Scientific Event Alert Network Bulletin, vol. 10, no. 12 (December 1985)
Managing Editor: Lindsay McClelland.
Kavachi (Solomon Islands) Submarine explosions
Please cite this report as:
Global Volcanism Program, 1985. Report on Kavachi (Solomon Islands) (McClelland, L., ed.). Scientific Event Alert Network Bulletin, 10:12. Smithsonian Institution. https://doi.org/10.5479/si.GVP.SEAN198512-255060
8.991°S, 157.979°E; summit elev. -20 m
All times are local (unless otherwise noted)
On the morning of 30 December, Solair Captain Brian Smith observed dirty water over Kavachi while flying from Honiara to Munda. When he returned to Honiara that afternoon, Kavachi was ejecting rock debris, mud, steam, and water to a height of 30 m. The eruption was observed by the captain and crew of the MV Iu Mi Nao the same afternoon. On 31 December, the eruption was intensifying, with one explosion per minute ejecting material to 200-300 m height. By 1 January, both eruptive intensity and height of the ejecta column had decreased. On 7 January, Deni Tuni observed explosions while en route to Honiara on the MR Compass Rose II. Two explosions ejected black plumes that probably contained ash to about 20 m height. A third explosion, which appeared to consist mainly of steam and perhaps other gases, spread along the horizon, forming a pyramid-shaped cloud before disappearing.
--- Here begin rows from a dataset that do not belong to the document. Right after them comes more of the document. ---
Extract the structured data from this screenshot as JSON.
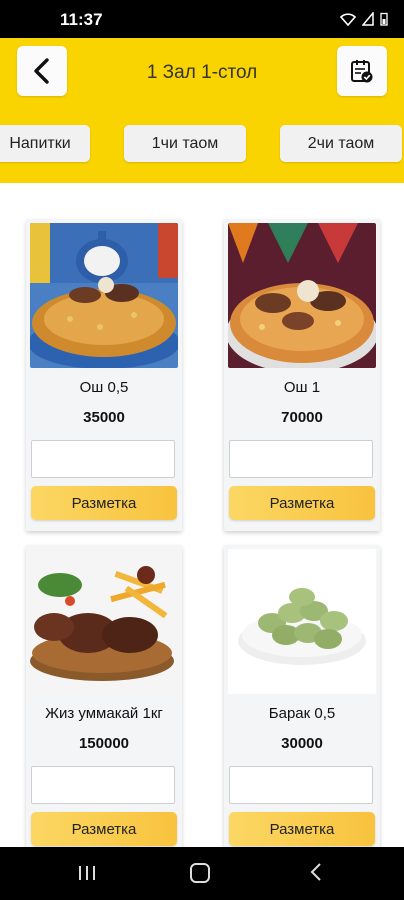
{
  "status": {
    "time": "11:37"
  },
  "header": {
    "title": "1 Зал 1-стол"
  },
  "categories": [
    {
      "label": "Напитки"
    },
    {
      "label": "1чи таом"
    },
    {
      "label": "2чи таом"
    }
  ],
  "products": [
    {
      "name": "Ош 0,5",
      "price": "35000",
      "button": "Разметка",
      "quantity": ""
    },
    {
      "name": "Ош 1",
      "price": "70000",
      "button": "Разметка",
      "quantity": ""
    },
    {
      "name": "Жиз уммакай 1кг",
      "price": "150000",
      "button": "Разметка",
      "quantity": ""
    },
    {
      "name": "Барак 0,5",
      "price": "30000",
      "button": "Разметка",
      "quantity": ""
    }
  ],
  "colors": {
    "header": "#fad400",
    "button": "#f8c33e"
  }
}
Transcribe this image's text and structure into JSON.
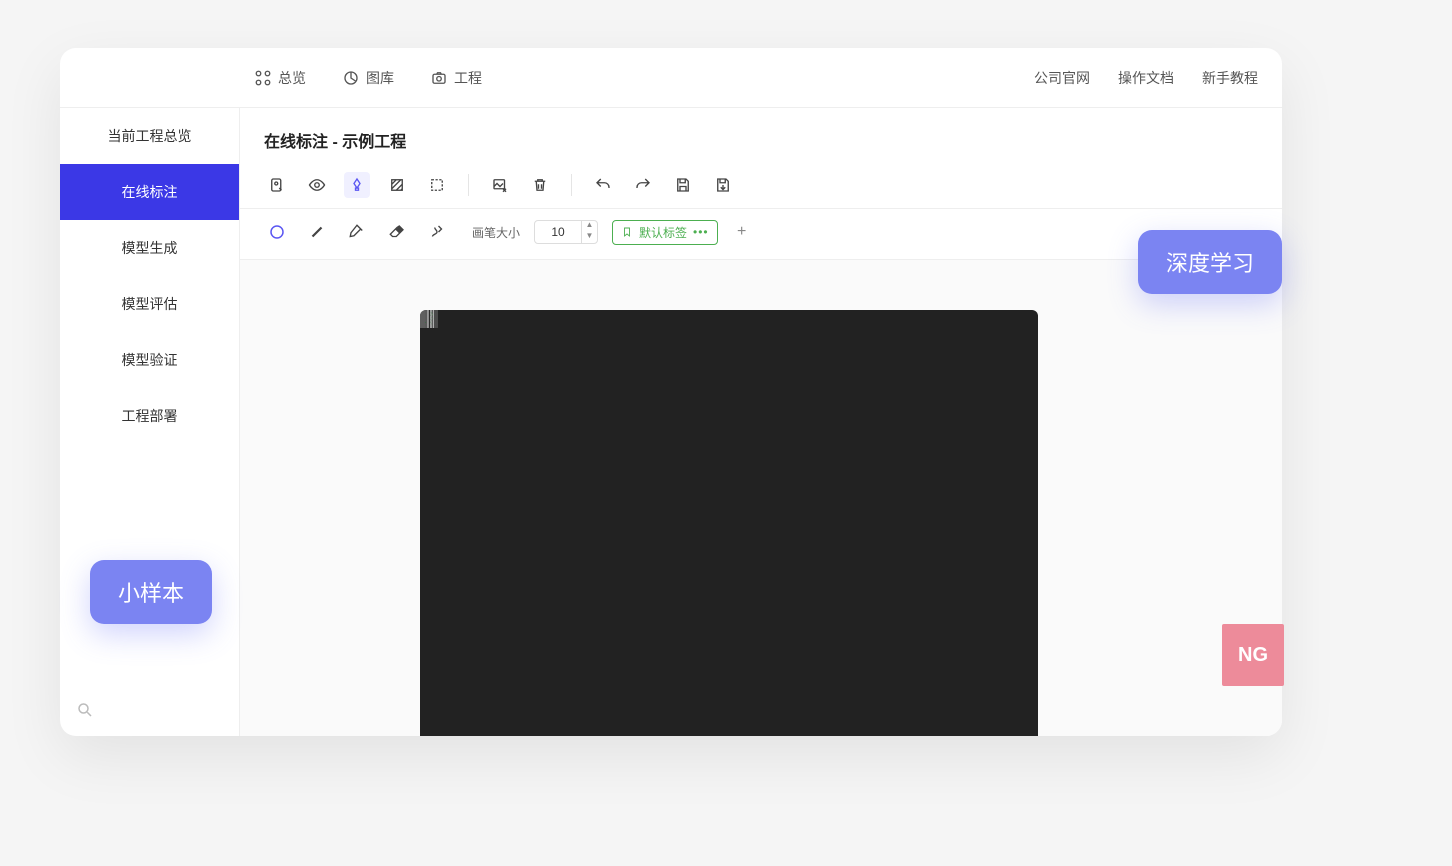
{
  "topnav": {
    "items": [
      {
        "label": "总览"
      },
      {
        "label": "图库"
      },
      {
        "label": "工程"
      }
    ],
    "links": [
      {
        "label": "公司官网"
      },
      {
        "label": "操作文档"
      },
      {
        "label": "新手教程"
      }
    ]
  },
  "sidebar": {
    "items": [
      {
        "label": "当前工程总览"
      },
      {
        "label": "在线标注"
      },
      {
        "label": "模型生成"
      },
      {
        "label": "模型评估"
      },
      {
        "label": "模型验证"
      },
      {
        "label": "工程部署"
      }
    ],
    "active_index": 1
  },
  "page": {
    "title": "在线标注 - 示例工程"
  },
  "brush": {
    "label": "画笔大小",
    "value": "10"
  },
  "tag": {
    "label": "默认标签"
  },
  "floats": {
    "left_label": "小样本",
    "right_label": "深度学习",
    "ng_label": "NG"
  }
}
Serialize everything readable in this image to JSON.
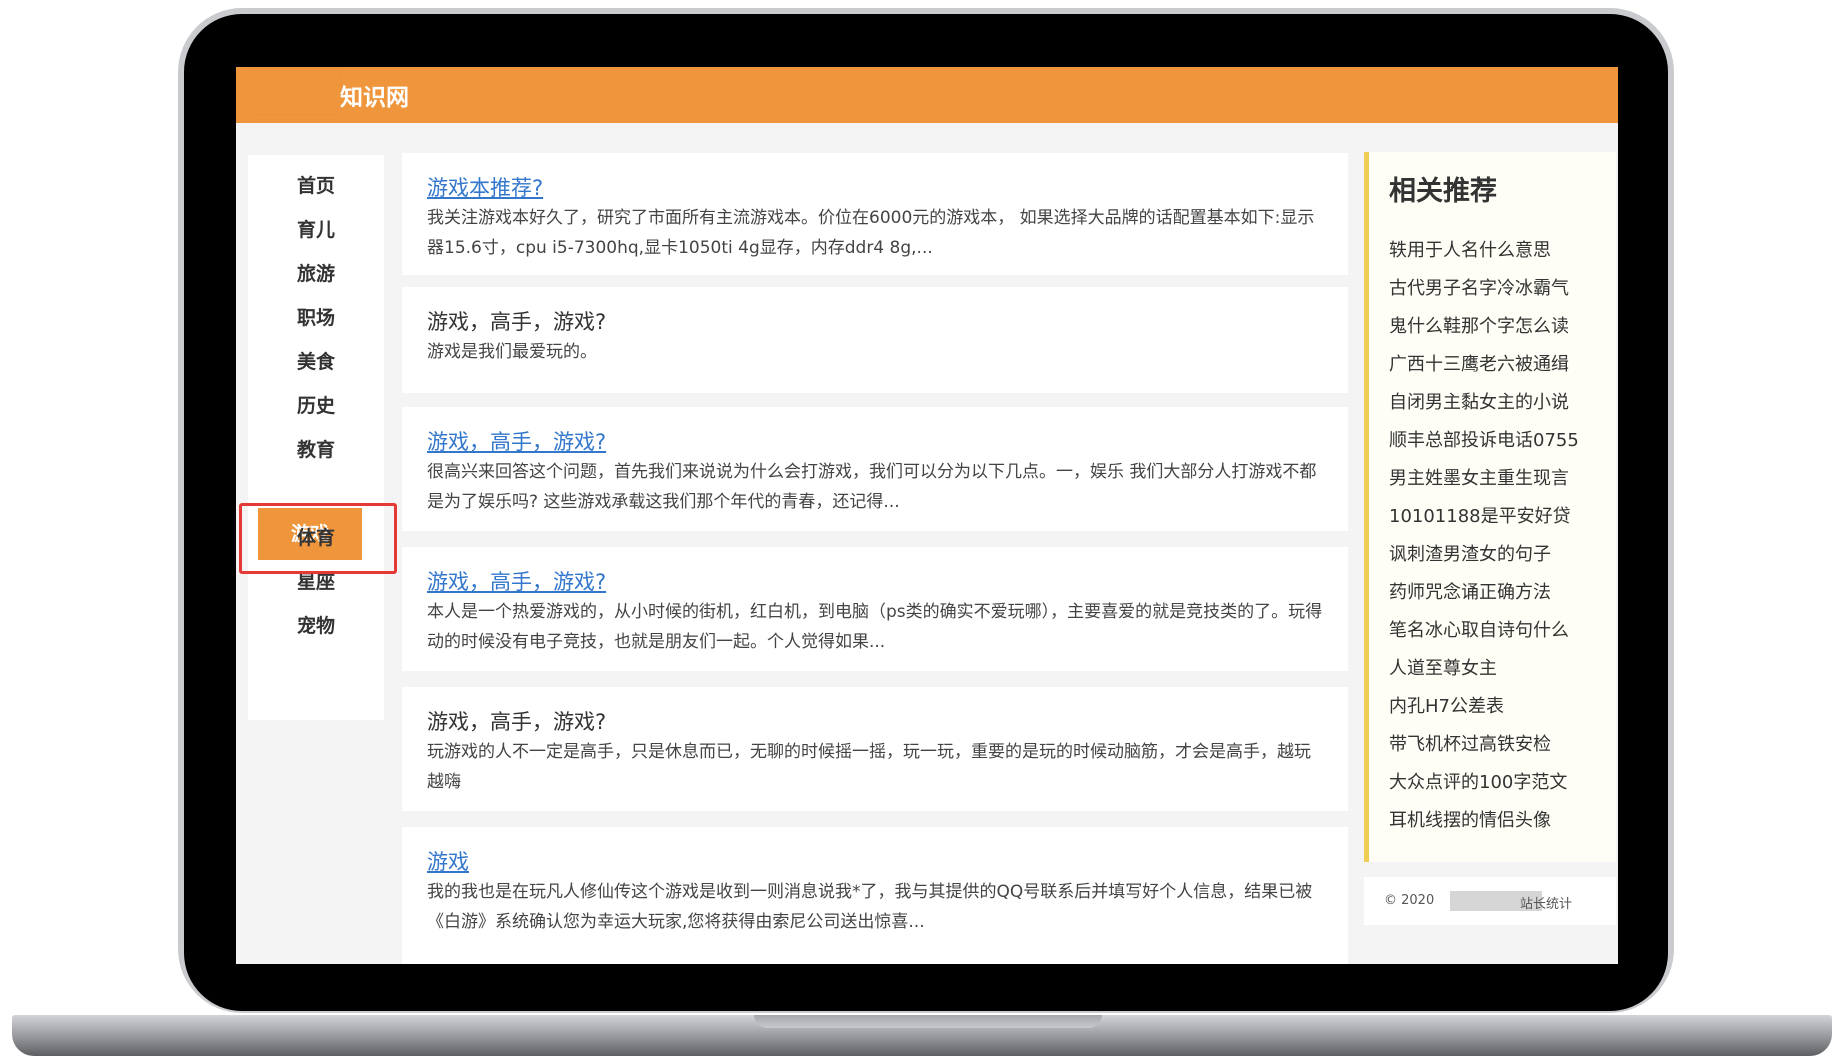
{
  "site": {
    "title": "知识网"
  },
  "nav": {
    "items": [
      {
        "label": "首页",
        "active": false
      },
      {
        "label": "育儿",
        "active": false
      },
      {
        "label": "旅游",
        "active": false
      },
      {
        "label": "职场",
        "active": false
      },
      {
        "label": "美食",
        "active": false
      },
      {
        "label": "历史",
        "active": false
      },
      {
        "label": "教育",
        "active": false
      },
      {
        "label": "游戏",
        "active": true
      },
      {
        "label": "体育",
        "active": false
      },
      {
        "label": "星座",
        "active": false
      },
      {
        "label": "宠物",
        "active": false
      }
    ]
  },
  "articles": [
    {
      "title": "游戏本推荐? ",
      "is_link": true,
      "excerpt": "我关注游戏本好久了，研究了市面所有主流游戏本。价位在6000元的游戏本， 如果选择大品牌的话配置基本如下:显示器15.6寸，cpu i5-7300hq,显卡1050ti 4g显存，内存ddr4 8g,..."
    },
    {
      "title": "游戏，高手，游戏?",
      "is_link": false,
      "excerpt": "游戏是我们最爱玩的。"
    },
    {
      "title": "游戏，高手，游戏? ",
      "is_link": true,
      "excerpt": "很高兴来回答这个问题，首先我们来说说为什么会打游戏，我们可以分为以下几点。一，娱乐 我们大部分人打游戏不都是为了娱乐吗? 这些游戏承载这我们那个年代的青春，还记得..."
    },
    {
      "title": "游戏，高手，游戏? ",
      "is_link": true,
      "excerpt": "本人是一个热爱游戏的，从小时候的街机，红白机，到电脑（ps类的确实不爱玩哪），主要喜爱的就是竞技类的了。玩得动的时候没有电子竞技，也就是朋友们一起。个人觉得如果..."
    },
    {
      "title": "游戏，高手，游戏?",
      "is_link": false,
      "excerpt": "玩游戏的人不一定是高手，只是休息而已，无聊的时候摇一摇，玩一玩，重要的是玩的时候动脑筋，才会是高手，越玩越嗨"
    },
    {
      "title": "游戏",
      "is_link": true,
      "excerpt": "我的我也是在玩凡人修仙传这个游戏是收到一则消息说我*了，我与其提供的QQ号联系后并填写好个人信息，结果已被《白游》系统确认您为幸运大玩家,您将获得由索尼公司送出惊喜..."
    }
  ],
  "recommend": {
    "title": "相关推荐",
    "items": [
      "轶用于人名什么意思",
      "古代男子名字冷冰霸气",
      "鬼什么鞋那个字怎么读",
      "广西十三鹰老六被通缉",
      "自闭男主黏女主的小说",
      "顺丰总部投诉电话0755",
      "男主姓墨女主重生现言",
      "10101188是平安好贷",
      "讽刺渣男渣女的句子",
      "药师咒念诵正确方法",
      "笔名冰心取自诗句什么",
      "人道至尊女主",
      "内孔H7公差表",
      "带飞机杯过高铁安检",
      "大众点评的100字范文",
      "耳机线摆的情侣头像"
    ]
  },
  "footer": {
    "copyright": "© 2020",
    "stats_label": "站长统计"
  },
  "colors": {
    "accent": "#ef963d",
    "link": "#3377cc",
    "highlight": "#e53935",
    "rec_border": "#f0cd55"
  }
}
As of mid-January, no island had formed.
Geological Summary. Named for a sea-god of the Gatokae and Vangunu peoples, Kavachi is one of the most active submarine volcanoes in the SW Pacific, located in the Solomon Islands south of Vangunu Island. Sometimes referred to as Rejo te Kvachi ("Kavachi's Oven"), this shallow submarine basaltic-to-andesitic volcano has produced ephemeral islands up to 1 km long many times since its first recorded eruption during 1939. Residents of the nearby islands of Vanguna and Nggatokae (Gatokae) reported "fire on the water" prior to 1939, a possible reference to earlier eruptions. The roughly conical edifice rises from water depths of 1.1-1.2 km on the north and greater depths to the SE. Frequent shallow submarine and occasional subaerial eruptions produce phreatomagmatic explosions that eject steam, ash, and incandescent bombs. On a number of occasions lava flows were observed on the ephemeral islands.
Information Contacts: D. Tuni, Ministry of Natural Resources, Honiara.